First Nations, environmental groups critical of new B.C. government old-growth logging report

The B.C. government has released a report on its progress protecting old-growth forests, but some First Nations and environmental groups say the plan released Friday falls short.

The report comes three years after the B.C. government committed to policies to conserve old-growth trees, and includes updated timelines on protections for old growth.

Now, environmental groups are urging the government to accelerate its protections and issue emergency logging bans in old-growth forests.

Sarah Korpan, B.C. government campaign specialist with non-profit Ecojustice, said she was disappointed to see the province change its timeline for implementing enhanced old-growth protection. 

“This highlights a pattern of behaviour from this government of delaying the action required to meaningfully protect at-risk species and ecosystems, including old growth forests,” she said.

The remains of a cut block is seen near Port Renfrew in 2021, with large sections of forest logged.
The province committed to deliver on 14 recommendations, including enhanced mapping and monitoring of old-growth forests. (Jonathan Hayward/The Canadian Press)

Old-growth trees, according to the province, are those trees that are at least 140 years old in B.C.’s Interior, and 250 years old on the coast.

In 2020, the province committed to a three-year action plan to protect old-growth forests which included protecting at-risk old-growth forests and policies to protect biodiversity and ecosystems. 

The province committed to deliver on 14 recommendations, including enhancing mapping and monitoring of old-growth forests, consulting Indigenous leaders and deferring development in old forests. 

More than three years later, the province says in its new report it has implemented eight recommendations, and has extended deadlines to deliver on the remaining six recommendations.

Now, the province has committed to finalizing its framework for stewarding land and water by 2025, along with producing a plan to address the ecological risks of forest service and other resource roads.

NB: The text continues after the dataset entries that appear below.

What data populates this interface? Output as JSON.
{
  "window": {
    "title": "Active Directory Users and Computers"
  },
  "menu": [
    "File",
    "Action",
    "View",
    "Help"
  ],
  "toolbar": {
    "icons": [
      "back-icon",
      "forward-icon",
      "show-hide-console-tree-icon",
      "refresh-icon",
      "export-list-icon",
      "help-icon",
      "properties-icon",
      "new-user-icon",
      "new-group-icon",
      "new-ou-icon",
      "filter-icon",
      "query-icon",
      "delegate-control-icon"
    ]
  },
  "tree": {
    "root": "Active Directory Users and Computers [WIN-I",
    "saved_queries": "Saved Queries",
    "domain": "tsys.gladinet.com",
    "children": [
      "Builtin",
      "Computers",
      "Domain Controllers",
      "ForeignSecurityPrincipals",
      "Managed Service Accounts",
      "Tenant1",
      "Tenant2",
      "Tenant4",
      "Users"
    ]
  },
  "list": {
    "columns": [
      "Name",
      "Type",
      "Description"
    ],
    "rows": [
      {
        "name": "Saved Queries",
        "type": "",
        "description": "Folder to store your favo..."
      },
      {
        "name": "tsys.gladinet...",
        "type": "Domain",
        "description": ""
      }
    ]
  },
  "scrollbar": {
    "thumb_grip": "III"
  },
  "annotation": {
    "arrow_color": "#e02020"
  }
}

It will also run a compliance program until 2029 to ensure its orders on old-growth areas are followed.

First Nations urging faster action

Grand Chief Stewart Phillip, president of the Union of B.C. Indian Chiefs, said in a press release the action plan is a “welcome step,” but the B.C. government must accelerate its timeline. 

“We are pleased that this government shares our concern for old-growth trees,” he said. “We must take immediate steps to stop the logging of at-risk old-growth on the ground.”

In its report, the B.C. government said after consulting with First Nations, it has temporarily protected 2.4 million hectares of old forest by designating it as what’s known as a deferral area. 

An Indigenous man wearing a multi-coloured garment speaks to a mic.
Grand Chief Stewart Phillip, president of the Union of B.C. Indian Chiefs, said in a statement that the government should accelerate its timeline for protecting old-growth forests. (Ethan Cairns/The Canadian Press)

The process, which the province introduced in 2021, prevents logging in an area for two to four years. Korpan said what happens to the trees in these deferral areas once that period ends is unclear.

Tegan Hansen, senior forest campaigner for Stand.Earth, said the government’s plan lacks a commitment to bring a long-term end to logging in old-growth forests.

“What we can’t do is let these really vulnerable, irreplaceable stands of old-growth be cut down,” Hansen said. “We really need to look at the urgency from the province and ask our elected officials to take a stand.”

Jens Wieting, the senior policy and science adviser for Sierra Club B.C., says that the last time the province collected data on rates of old-growth logging was in 2022.

“We need more transparency. We need more up-to-date information,” he said. “The last data available for 2022 shows over 160 soccer fields’ [worth] of old growth forests getting logged every day.”


Posted in CBC